By 1559 there were many Protestant churches in France, and it has been estimated by this time about one-sixth of the population of France had become Protestant. In May, 1559 the Protestant churches of France held a synod in Paris and adopted a creed known as the Gallic Confession. It was also about this time that the Protestants in France came to be called Huguenots. By 1562 they had formed a strong party. They became a prosperous, intelligent class and many belonged to the nobility, but they were in a minority.

Both Catholics and Protestants tried to control the government. Young Charles IX and his regent mother, Catherine de Medici, favored first one side and then the other. Civil war broke out between the two religious parties in 1562, the beginning of the Wars of Religion. The Huguenots defended themselves with varying success.

In 1570 a brief peace was made. The Huguenots were given certain towns in which they were free to defend themselves. Henry of Bourbon, a Protestant, was to marry Margaret, the sister of Charles. Thus it was possible that this Henry might become ruler of France. The Catholic extremists alarmed Catherine with reports that the Huguenots were plotting to take the throne. Catherine convinced the innocent king of this, and a plot was formed for a treacherous and wholesale massacre. All of the leading Huguenots were invited to Paris for the marriage of Henry and Margaret. In the early morning of August 24, 1572, Saint Bartholomew's Day, bells were rung in the city of Paris as a signal for the massacre to begin. For three days and nights the massacre went on. No fewer than two thousand Protestants were murdered in Paris, and, as the massacre extended to other cities, over ten thousand throughout the country. One of the first victims was the noble leader of the Huguenots, Gaspard de Coligny. Henry of Bourbon, however, escaped. It was one of the foulest crimes recorded in history.

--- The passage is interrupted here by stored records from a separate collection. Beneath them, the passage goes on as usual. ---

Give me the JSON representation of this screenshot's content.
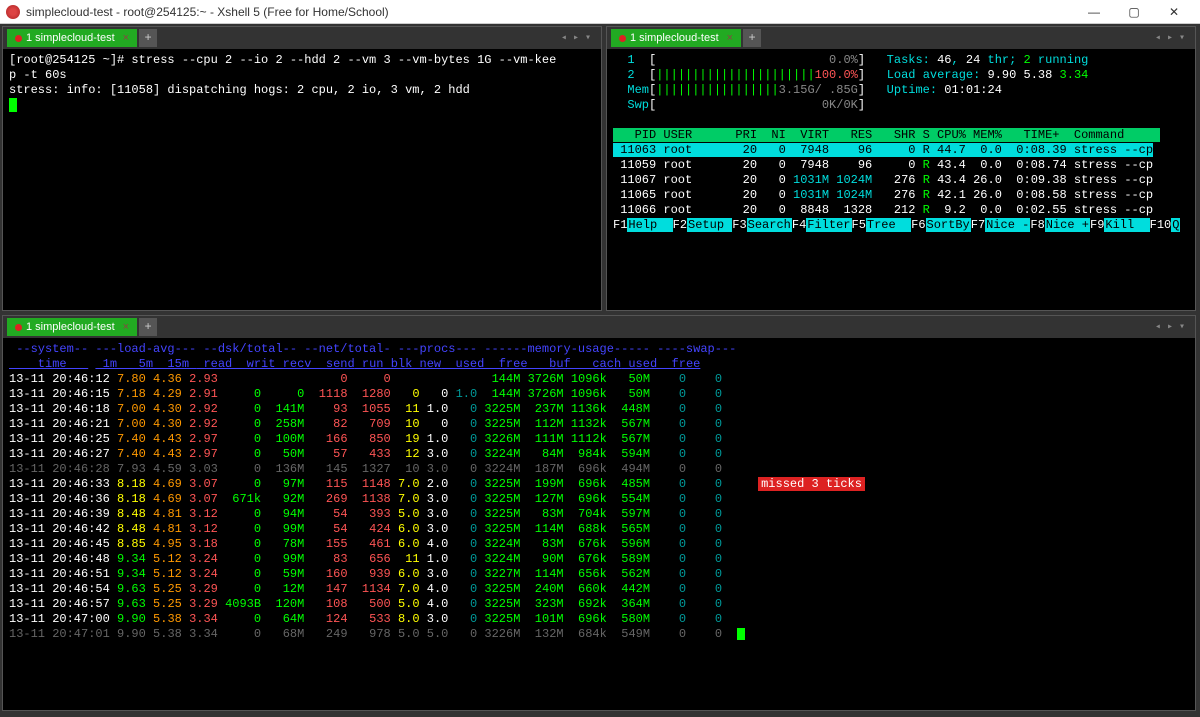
{
  "titlebar": {
    "text": "simplecloud-test - root@254125:~ - Xshell 5 (Free for Home/School)",
    "min": "—",
    "max": "▢",
    "close": "✕"
  },
  "tabs": {
    "label1": "1 simplecloud-test",
    "add": "+",
    "nav": "◂  ▸  ▾"
  },
  "term1": {
    "line1": "[root@254125 ~]# stress --cpu 2 --io 2 --hdd 2 --vm 3 --vm-bytes 1G --vm-kee",
    "line2": "p -t 60s",
    "line3": "stress: info: [11058] dispatching hogs: 2 cpu, 2 io, 3 vm, 2 hdd"
  },
  "htop": {
    "cpu1_label": "1",
    "cpu1_bar": "[",
    "cpu1_end": "0.0%",
    "cpu1_close": "]",
    "cpu2_label": "2",
    "cpu2_bar": "[",
    "cpu2_fill": "||||||||||||||||||||||",
    "cpu2_end": "100.0%",
    "cpu2_close": "]",
    "mem_label": "Mem",
    "mem_bar": "[",
    "mem_fill": "|||||||||||||||||",
    "mem_end": "3.15G/ .85G",
    "mem_close": "]",
    "swp_label": "Swp",
    "swp_bar": "[",
    "swp_end": "0K/0K",
    "swp_close": "]",
    "tasks": "Tasks: ",
    "tasks_v": "46",
    "tasks_c": ", ",
    "tasks_thr": "24",
    "tasks_t": " thr; ",
    "tasks_r": "2",
    "tasks_rt": " running",
    "load": "Load average: ",
    "l1": "9.90",
    "l2": "5.38",
    "l3": "3.34",
    "uptime": "Uptime: ",
    "uptime_v": "01:01:24",
    "header": "   PID USER      PRI  NI  VIRT   RES   SHR S CPU% MEM%   TIME+  Command     ",
    "rows": [
      {
        "hl": true,
        "t": " 11063 root       20   0  7948    96     0 R 44.7  0.0  0:08.39 stress --cp"
      },
      {
        "hl": false,
        "t": " 11059 root       20   0  7948    96     0 R 43.4  0.0  0:08.74 stress --cp"
      },
      {
        "hl": false,
        "t": " 11067 root       20   0 1031M 1024M   276 R 43.4 26.0  0:09.38 stress --cp"
      },
      {
        "hl": false,
        "t": " 11065 root       20   0 1031M 1024M   276 R 42.1 26.0  0:08.58 stress --cp"
      },
      {
        "hl": false,
        "t": " 11066 root       20   0  8848  1328   212 R  9.2  0.0  0:02.55 stress --cp"
      }
    ],
    "fn": [
      {
        "k": "F1",
        "l": "Help  "
      },
      {
        "k": "F2",
        "l": "Setup "
      },
      {
        "k": "F3",
        "l": "Search"
      },
      {
        "k": "F4",
        "l": "Filter"
      },
      {
        "k": "F5",
        "l": "Tree  "
      },
      {
        "k": "F6",
        "l": "SortBy"
      },
      {
        "k": "F7",
        "l": "Nice -"
      },
      {
        "k": "F8",
        "l": "Nice +"
      },
      {
        "k": "F9",
        "l": "Kill  "
      },
      {
        "k": "F10",
        "l": "Q"
      }
    ]
  },
  "dstat": {
    "hdr1": " --system-- ---load-avg--- --dsk/total-- --net/total- ---procs--- ------memory-usage----- ----swap---",
    "hdr2p1": "    time   ",
    "hdr2p2": "| 1m   5m  15m ",
    "hdr2p3": "| read  writ",
    "hdr2p4": "| recv  send",
    "hdr2p5": "|run blk new",
    "hdr2p6": "| used  free  buf  cach",
    "hdr2p7": "|used  free",
    "rows": [
      {
        "t": "13-11 20:46:12",
        "l1": "7.80",
        "l5": "4.36",
        "l15": "2.93",
        "rd": "",
        "wr": "",
        "rc": "0",
        "sn": "0",
        "rn": "",
        "bk": "",
        "nw": "",
        "us": "144M",
        "fr": "3726M",
        "bf": "1096k",
        "ca": "50M",
        "su": "0",
        "sf": "0"
      },
      {
        "t": "13-11 20:46:15",
        "l1": "7.18",
        "l5": "4.29",
        "l15": "2.91",
        "rd": "0",
        "wr": "0",
        "rc": "1118",
        "sn": "1280",
        "rn": "0",
        "bk": "0",
        "nw": "1.0",
        "us": "144M",
        "fr": "3726M",
        "bf": "1096k",
        "ca": "50M",
        "su": "0",
        "sf": "0"
      },
      {
        "t": "13-11 20:46:18",
        "l1": "7.00",
        "l5": "4.30",
        "l15": "2.92",
        "rd": "0",
        "wr": "141M",
        "rc": "93",
        "sn": "1055",
        "rn": "11",
        "bk": "1.0",
        "nw": "0",
        "us": "3225M",
        "fr": "237M",
        "bf": "1136k",
        "ca": "448M",
        "su": "0",
        "sf": "0"
      },
      {
        "t": "13-11 20:46:21",
        "l1": "7.00",
        "l5": "4.30",
        "l15": "2.92",
        "rd": "0",
        "wr": "258M",
        "rc": "82",
        "sn": "709",
        "rn": "10",
        "bk": "0",
        "nw": "0",
        "us": "3225M",
        "fr": "112M",
        "bf": "1132k",
        "ca": "567M",
        "su": "0",
        "sf": "0"
      },
      {
        "t": "13-11 20:46:25",
        "l1": "7.40",
        "l5": "4.43",
        "l15": "2.97",
        "rd": "0",
        "wr": "100M",
        "rc": "166",
        "sn": "850",
        "rn": "19",
        "bk": "1.0",
        "nw": "0",
        "us": "3226M",
        "fr": "111M",
        "bf": "1112k",
        "ca": "567M",
        "su": "0",
        "sf": "0"
      },
      {
        "t": "13-11 20:46:27",
        "l1": "7.40",
        "l5": "4.43",
        "l15": "2.97",
        "rd": "0",
        "wr": "50M",
        "rc": "57",
        "sn": "433",
        "rn": "12",
        "bk": "3.0",
        "nw": "0",
        "us": "3224M",
        "fr": "84M",
        "bf": "984k",
        "ca": "594M",
        "su": "0",
        "sf": "0"
      },
      {
        "dim": true,
        "t": "13-11 20:46:28",
        "l1": "7.93",
        "l5": "4.59",
        "l15": "3.03",
        "rd": "0",
        "wr": "136M",
        "rc": "145",
        "sn": "1327",
        "rn": "10",
        "bk": "3.0",
        "nw": "0",
        "us": "3224M",
        "fr": "187M",
        "bf": "696k",
        "ca": "494M",
        "su": "0",
        "sf": "0"
      },
      {
        "t": "13-11 20:46:33",
        "l1": "8.18",
        "l5": "4.69",
        "l15": "3.07",
        "rd": "0",
        "wr": "97M",
        "rc": "115",
        "sn": "1148",
        "rn": "7.0",
        "bk": "2.0",
        "nw": "0",
        "us": "3225M",
        "fr": "199M",
        "bf": "696k",
        "ca": "485M",
        "su": "0",
        "sf": "0",
        "missed": "missed 3 ticks"
      },
      {
        "t": "13-11 20:46:36",
        "l1": "8.18",
        "l5": "4.69",
        "l15": "3.07",
        "rd": "671k",
        "wr": "92M",
        "rc": "269",
        "sn": "1138",
        "rn": "7.0",
        "bk": "3.0",
        "nw": "0",
        "us": "3225M",
        "fr": "127M",
        "bf": "696k",
        "ca": "554M",
        "su": "0",
        "sf": "0"
      },
      {
        "t": "13-11 20:46:39",
        "l1": "8.48",
        "l5": "4.81",
        "l15": "3.12",
        "rd": "0",
        "wr": "94M",
        "rc": "54",
        "sn": "393",
        "rn": "5.0",
        "bk": "3.0",
        "nw": "0",
        "us": "3225M",
        "fr": "83M",
        "bf": "704k",
        "ca": "597M",
        "su": "0",
        "sf": "0"
      },
      {
        "t": "13-11 20:46:42",
        "l1": "8.48",
        "l5": "4.81",
        "l15": "3.12",
        "rd": "0",
        "wr": "99M",
        "rc": "54",
        "sn": "424",
        "rn": "6.0",
        "bk": "3.0",
        "nw": "0",
        "us": "3225M",
        "fr": "114M",
        "bf": "688k",
        "ca": "565M",
        "su": "0",
        "sf": "0"
      },
      {
        "t": "13-11 20:46:45",
        "l1": "8.85",
        "l5": "4.95",
        "l15": "3.18",
        "rd": "0",
        "wr": "78M",
        "rc": "155",
        "sn": "461",
        "rn": "6.0",
        "bk": "4.0",
        "nw": "0",
        "us": "3224M",
        "fr": "83M",
        "bf": "676k",
        "ca": "596M",
        "su": "0",
        "sf": "0"
      },
      {
        "t": "13-11 20:46:48",
        "l1": "9.34",
        "l5": "5.12",
        "l15": "3.24",
        "rd": "0",
        "wr": "99M",
        "rc": "83",
        "sn": "656",
        "rn": "11",
        "bk": "1.0",
        "nw": "0",
        "us": "3224M",
        "fr": "90M",
        "bf": "676k",
        "ca": "589M",
        "su": "0",
        "sf": "0"
      },
      {
        "t": "13-11 20:46:51",
        "l1": "9.34",
        "l5": "5.12",
        "l15": "3.24",
        "rd": "0",
        "wr": "59M",
        "rc": "160",
        "sn": "939",
        "rn": "6.0",
        "bk": "3.0",
        "nw": "0",
        "us": "3227M",
        "fr": "114M",
        "bf": "656k",
        "ca": "562M",
        "su": "0",
        "sf": "0"
      },
      {
        "t": "13-11 20:46:54",
        "l1": "9.63",
        "l5": "5.25",
        "l15": "3.29",
        "rd": "0",
        "wr": "12M",
        "rc": "147",
        "sn": "1134",
        "rn": "7.0",
        "bk": "4.0",
        "nw": "0",
        "us": "3225M",
        "fr": "240M",
        "bf": "660k",
        "ca": "442M",
        "su": "0",
        "sf": "0"
      },
      {
        "t": "13-11 20:46:57",
        "l1": "9.63",
        "l5": "5.25",
        "l15": "3.29",
        "rd": "4093B",
        "wr": "120M",
        "rc": "108",
        "sn": "500",
        "rn": "5.0",
        "bk": "4.0",
        "nw": "0",
        "us": "3225M",
        "fr": "323M",
        "bf": "692k",
        "ca": "364M",
        "su": "0",
        "sf": "0"
      },
      {
        "t": "13-11 20:47:00",
        "l1": "9.90",
        "l5": "5.38",
        "l15": "3.34",
        "rd": "0",
        "wr": "64M",
        "rc": "124",
        "sn": "533",
        "rn": "8.0",
        "bk": "3.0",
        "nw": "0",
        "us": "3225M",
        "fr": "101M",
        "bf": "696k",
        "ca": "580M",
        "su": "0",
        "sf": "0"
      },
      {
        "dim": true,
        "t": "13-11 20:47:01",
        "l1": "9.90",
        "l5": "5.38",
        "l15": "3.34",
        "rd": "0",
        "wr": "68M",
        "rc": "249",
        "sn": "978",
        "rn": "5.0",
        "bk": "5.0",
        "nw": "0",
        "us": "3226M",
        "fr": "132M",
        "bf": "684k",
        "ca": "549M",
        "su": "0",
        "sf": "0",
        "cursor": true
      }
    ]
  }
}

Rather than ending the civil war, the massacre of St. Bartholomew gave it new impetus. The conflict continued into the reign of Henry III who succeeded his brother Charles. It was a three-cornered conflict between three Henry's: Henry of Guise, the Catholic leader; King Henry III, who tried to follow a moderate course; and Henry of Bourbon and Navarre, the Protestant leader.

Henry of Guise was murdered on orders of Henry III, who in turn was assassinated in revenge. Thus in 1589 Henry of Bourbon had a clear title to the throne. Because most of the people were Catholic and would not tolerate a Protestant king, Henry declared himself a Catholic in 1593 and in 1594 entered Paris in triumph as King Henry IV.

Though no longer a Protestant, Henry did not forget his former comrades. In 1598 he issued the Edict of Nantes, which granted the Huguenots freedom of private worship, civil rights, and the right to public worship in two hundred towns and three thousand castles. Henry IV was assassinated in 1610 and the kingdom was again torn by warring factions. Many of the finest citizens of France fled to other countries and to the New World.

The fall (1628) of La Rochelle to Cardinal Richelieu's army and the Peace of Alais (1629) marked the end of Huguenot political privileges. After 1665, Louis XIV was persuaded by his Roman Catholic advisers to embark on a policy of persecuting the Protestants. By a series of edicts that narrowly interpreted the Edict of Nantes, he reduced it to a scrap of paper. Finally, in 1685, he declared that the majority of Protestants had been converted to Catholicism and that the edict of 1598, having thus become superfluous, was revoked. No French Protestants were allowed to leave the country; those who openly remained Protestants were promised the right of private worship and freedom from molestation, but the promise was not kept. Thousands fled abroad and several provinces were virtually depopulated. The revocation of the Edict of Nantes weakened the French economy by driving out a highly skilled and industrious segment of the nation, and its ruthless application increased the detestation in which England and the Protestant German states held the French king. Its object—to make France a Catholic state—was fulfilled on paper only, for many secretly remained faithful to Protestantism, while the prestige of the Roman Catholic Church suffered as a result of Louis's intolerance.